What Had Happened Was: 10/2/17
Oh, you didn’t know? We got you.
- Carolina Panthers quarterback Cam Newton is the first quarterback in NFL history to rush for 50 career touchdowns, and his celebration of choice for the score was holding up a clenched fist to signify black power. “I did it to show black pride, because I am an African-American,” Newton said after the game. He did all of this on a Sunday afternoon in which he had to lead the Panthers down the field to kick the game-winning field goal with four seconds remaining and defeated the New England Patriots on their home turf, 33-30. Graham Gano kicked the winner from 48 yards out.
- Texas high school football player Cedric Ingram-Lewis raised his fist, and his cousin Larry McCullough knelt, during the national anthem before Victory & Praise Christian Academy’s game against Providence Classical on Sept. 27. Their high school coach, Ronnie Mitchem, a former Marine, walked over to the boys after the anthem ended, told them to take off their uniforms and informed them that they were being kicked off the team.
- Troy University football came, it saw, and it conquered No. 25 LSU on Saturday evening. Unlike the last time the Trojans visited Baton Rouge, Louisiana — in 2008, when they watched their 31-3 second-half lead disappear and the Tigers complete the largest comeback in football history — this time Troy did not relent. Jordan Chunn ran for a touchdown to go with 191 yards, and Troy caused four turnovers in its 24-21 upset.
Top three tweets
1. NO ONE IS WORRIED ABOUT YOUR LIL MEMO
Yea Ight https://t.co/vKUcOajaOm
— JR Smith (@TheRealJRSmith) October 1, 2017
— The Root (@TheRoot) September 30, 2017
2. WHEN YOU’RE PLAYING YOURSELF
— Jeff D Lowe (@JeffDLowe) October 1, 2017
3. SUCH GREAT HOSPITALITY!
Hey @LSU, thanks for having us down for homecoming! We really enjoyed it! 😁
— Troy University (@TROYUnews) October 1, 2017
— Martenzie Johnson (@Martenzie) September 29, 2017
On this day in sports history

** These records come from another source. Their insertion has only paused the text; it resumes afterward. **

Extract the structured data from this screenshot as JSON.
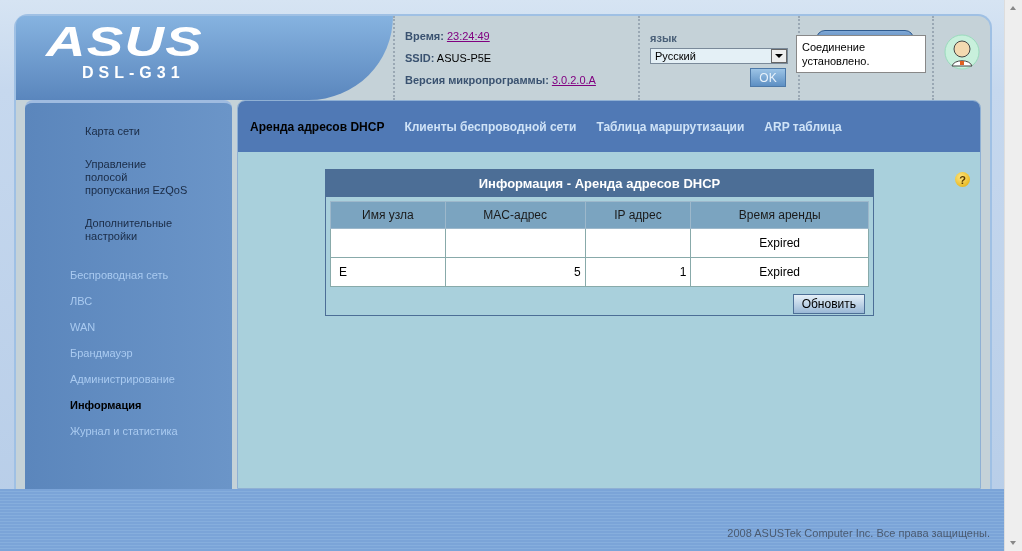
{
  "header": {
    "logo": "ASUS",
    "model": "DSL-G31",
    "time_label": "Время:",
    "time": "23:24:49",
    "ssid_label": "SSID:",
    "ssid": "ASUS-P5E",
    "firmware_label": "Версия микропрограммы:",
    "firmware": "3.0.2.0.A",
    "language_label": "язык",
    "language": "Русский",
    "ok_button": "OK",
    "tooltip": "Соединение установлено."
  },
  "sidebar": {
    "items": [
      {
        "label": "Карта сети",
        "kind": "top",
        "selected": false
      },
      {
        "label": "Управление полосой пропускания EzQoS",
        "kind": "top",
        "selected": false
      },
      {
        "label": "Дополнительные настройки",
        "kind": "top",
        "selected": false
      },
      {
        "label": "Беспроводная сеть",
        "kind": "section",
        "selected": false
      },
      {
        "label": "ЛВС",
        "kind": "section",
        "selected": false
      },
      {
        "label": "WAN",
        "kind": "section",
        "selected": false
      },
      {
        "label": "Брандмауэр",
        "kind": "section",
        "selected": false
      },
      {
        "label": "Администрирование",
        "kind": "section",
        "selected": false
      },
      {
        "label": "Информация",
        "kind": "section",
        "selected": true
      },
      {
        "label": "Журнал и статистика",
        "kind": "section",
        "selected": false
      }
    ]
  },
  "tabs": [
    {
      "label": "Аренда адресов DHCP",
      "selected": true
    },
    {
      "label": "Клиенты беспроводной сети",
      "selected": false
    },
    {
      "label": "Таблица маршрутизации",
      "selected": false
    },
    {
      "label": "ARP таблица",
      "selected": false
    }
  ],
  "help": "?",
  "table": {
    "title": "Информация - Аренда адресов DHCP",
    "columns": [
      "Имя узла",
      "MAC-адрес",
      "IP адрес",
      "Время аренды"
    ],
    "rows": [
      {
        "lease": "Expired"
      },
      {
        "host": "E",
        "mac": "5",
        "ip": "1",
        "lease": "Expired"
      }
    ],
    "refresh_button": "Обновить"
  },
  "footer": "2008 ASUSTek Computer Inc. Все права защищены."
}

On Oct. 2, 1974, Hank Aaron hit his 733rd and final home run as a member of the National League and Milwaukee/Atlanta Braves, a franchise he spent the first 21 seasons of his career with. The very next month, the Braves traded Aaron back to Milwaukee, which was the home of the Brewers since 1970 and was at the time in the American League. As a result of the AL’s designated hitter rule, Aaron was able to stretch out his playing career for two more seasons and finished in 1976 with a major league record 755 homers.
— J.D. Durkin (@jiveDurkey) October 1, 2017